1857 - Political: June 26, in Springfield, Lincoln speaks against the Dred Scott decision.

1858 - Professional: In May, wins acquittal in a murder trial by using an almanac regarding the height of the moon to discredit a witness; Political: June 16, nominated to be the Republican senator from Illinois, opposing Democrat Stephen A. Douglas. Gives "House Divided" speech at the state convention in Springfield. Also engages Douglas in a series of seven debates with big audiences.

1859 -Political: Illinois legislature chooses Douglas for the U.S. Senate over Lincoln by a vote of 54 to 46; Professional: In the Fall, Lincoln makes his last trip through the 8th Judicial Circuit. December 20, writes a short autobiography.

 

1860's

 FAREWELL

1860 - Political: March 6, delivers an impassioned political speech on slavery in New Haven, Connecticut. Also in March, the 'Lincoln-Douglas Debates' published.

May 18, 1860 - Political: Nominated to be the Republican candidate for President of the United States. Opposes Northern Democrat Stephen A. Douglas and Southern Democrat John C. Breckinridge; Personal:  In June, writes a longer autobiography.

November 6, 1860 - Political: Abraham Licoln is elected as 16th U.S. president and the first Republican. Receives 180 of 303 possible electoral votes and 40 percent of the popular vote.

Dec 20, 1860 - South Carolina secedes from the Union. Followed within two months by Mississippi, Florida, Alabama, Georgia, Louisiana and Texas.

Feb 11, 1861 - Personal & Professional: Lincoln gives a brief farewell to friends and supporters at Springfield and leaves by train for Washington. Receives a warning during the trip about a possible assassination attempt.

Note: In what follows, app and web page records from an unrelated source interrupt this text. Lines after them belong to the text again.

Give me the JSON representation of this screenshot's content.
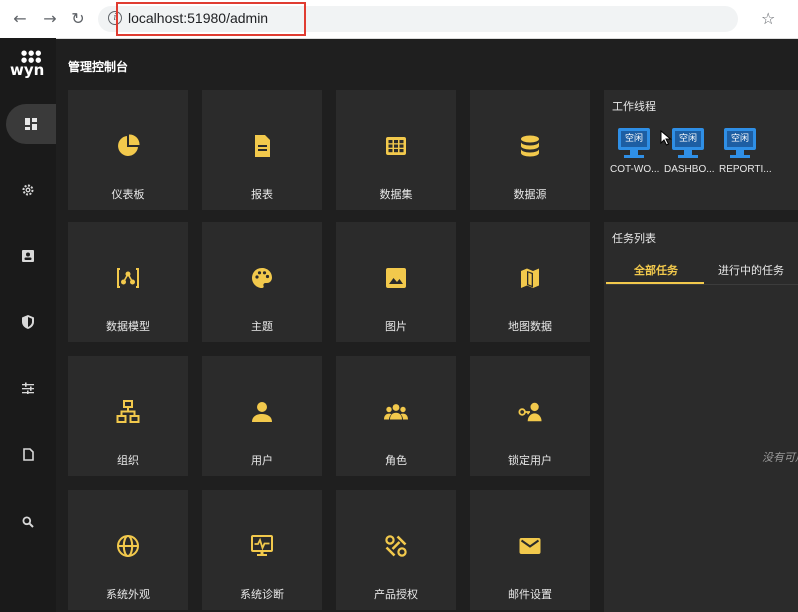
{
  "browser": {
    "url": "localhost:51980/admin",
    "back_icon": "arrow-left",
    "forward_icon": "arrow-right",
    "reload_icon": "reload",
    "info_icon": "info",
    "star_icon": "star"
  },
  "app": {
    "logo_text": "wyn",
    "title": "管理控制台"
  },
  "sidebar": {
    "items": [
      {
        "name": "dashboard-grid-icon",
        "active": true
      },
      {
        "name": "gear-icon",
        "active": false
      },
      {
        "name": "contact-card-icon",
        "active": false
      },
      {
        "name": "shield-icon",
        "active": false
      },
      {
        "name": "sliders-icon",
        "active": false
      },
      {
        "name": "document-icon",
        "active": false
      },
      {
        "name": "search-icon",
        "active": false
      }
    ]
  },
  "tiles": [
    {
      "label": "仪表板",
      "icon": "pie-chart-icon"
    },
    {
      "label": "报表",
      "icon": "document-icon"
    },
    {
      "label": "数据集",
      "icon": "table-icon"
    },
    {
      "label": "数据源",
      "icon": "database-icon"
    },
    {
      "label": "数据模型",
      "icon": "data-model-icon"
    },
    {
      "label": "主题",
      "icon": "palette-icon"
    },
    {
      "label": "图片",
      "icon": "image-icon"
    },
    {
      "label": "地图数据",
      "icon": "map-icon"
    },
    {
      "label": "组织",
      "icon": "org-chart-icon"
    },
    {
      "label": "用户",
      "icon": "user-icon"
    },
    {
      "label": "角色",
      "icon": "group-icon"
    },
    {
      "label": "锁定用户",
      "icon": "locked-user-icon"
    },
    {
      "label": "系统外观",
      "icon": "globe-icon"
    },
    {
      "label": "系统诊断",
      "icon": "monitor-pulse-icon"
    },
    {
      "label": "产品授权",
      "icon": "license-icon"
    },
    {
      "label": "邮件设置",
      "icon": "mail-icon"
    }
  ],
  "workers_panel": {
    "title": "工作线程",
    "workers": [
      {
        "status": "空闲",
        "name": "COT-WO..."
      },
      {
        "status": "空闲",
        "name": "DASHBO..."
      },
      {
        "status": "空闲",
        "name": "REPORTI..."
      }
    ]
  },
  "tasks_panel": {
    "title": "任务列表",
    "tabs": [
      {
        "label": "全部任务",
        "active": true
      },
      {
        "label": "进行中的任务",
        "active": false
      }
    ],
    "empty_text": "没有可用"
  },
  "colors": {
    "accent": "#f2c94c",
    "background": "#1f1f1f",
    "tile": "#2b2b2b",
    "worker_blue": "#2f8fe6",
    "highlight": "#e03c31"
  }
}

THESE HIGHLIGHTS FROM THE HISTORY PLACE TIMELINE

 

16th President Topics Index
Learning On-Line Home Page